■ **Exercise**:
State, as a number alone, how many lines of the data contain the string "title".

(Recorded data)
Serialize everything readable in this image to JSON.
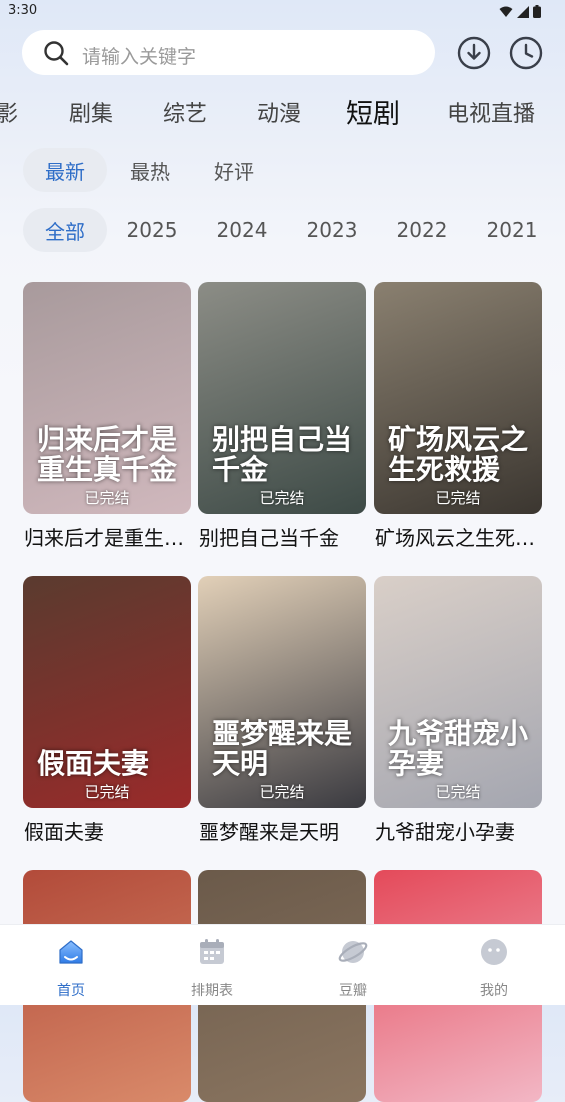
{
  "status": {
    "time": "3:30"
  },
  "search": {
    "placeholder": "请输入关键字"
  },
  "top_actions": {
    "download_icon": "download-icon",
    "history_icon": "clock-icon"
  },
  "categories": [
    {
      "label": "影"
    },
    {
      "label": "剧集"
    },
    {
      "label": "综艺"
    },
    {
      "label": "动漫"
    },
    {
      "label": "短剧",
      "active": true
    },
    {
      "label": "电视直播"
    }
  ],
  "sort_filters": [
    {
      "label": "最新",
      "active": true
    },
    {
      "label": "最热"
    },
    {
      "label": "好评"
    }
  ],
  "year_filters": [
    {
      "label": "全部",
      "active": true
    },
    {
      "label": "2025"
    },
    {
      "label": "2024"
    },
    {
      "label": "2023"
    },
    {
      "label": "2022"
    },
    {
      "label": "2021"
    }
  ],
  "items": [
    {
      "title": "归来后才是重生…",
      "tag": "已完结",
      "poster_text": "归来后才是重生真千金",
      "color_top": "#a89a9c",
      "color_bottom": "#d0b8bd"
    },
    {
      "title": "别把自己当千金",
      "tag": "已完结",
      "poster_text": "别把自己当千金",
      "color_top": "#8c8d86",
      "color_bottom": "#3d4a46"
    },
    {
      "title": "矿场风云之生死…",
      "tag": "已完结",
      "poster_text": "矿场风云之生死救援",
      "color_top": "#8a8070",
      "color_bottom": "#3b3630"
    },
    {
      "title": "假面夫妻",
      "tag": "已完结",
      "poster_text": "假面夫妻",
      "color_top": "#5a3b2f",
      "color_bottom": "#9a2a2a"
    },
    {
      "title": "噩梦醒来是天明",
      "tag": "已完结",
      "poster_text": "噩梦醒来是天明",
      "color_top": "#e2d0b8",
      "color_bottom": "#3a3a40"
    },
    {
      "title": "九爷甜宠小孕妻",
      "tag": "已完结",
      "poster_text": "九爷甜宠小孕妻",
      "color_top": "#d9cfc8",
      "color_bottom": "#a4a6b0"
    },
    {
      "title": "",
      "tag": "",
      "poster_text": "",
      "color_top": "#b24b3a",
      "color_bottom": "#d98a6a"
    },
    {
      "title": "",
      "tag": "",
      "poster_text": "",
      "color_top": "#6b5a4a",
      "color_bottom": "#8a7560"
    },
    {
      "title": "",
      "tag": "",
      "poster_text": "",
      "color_top": "#e44a5a",
      "color_bottom": "#f2b7c5"
    }
  ],
  "tabbar": [
    {
      "label": "首页",
      "icon": "home-icon",
      "active": true
    },
    {
      "label": "排期表",
      "icon": "calendar-icon"
    },
    {
      "label": "豆瓣",
      "icon": "planet-icon"
    },
    {
      "label": "我的",
      "icon": "profile-face-icon"
    }
  ],
  "colors": {
    "accent": "#2f6ec8",
    "chip_bg": "#e8ebf1"
  }
}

■ **Written response**:
9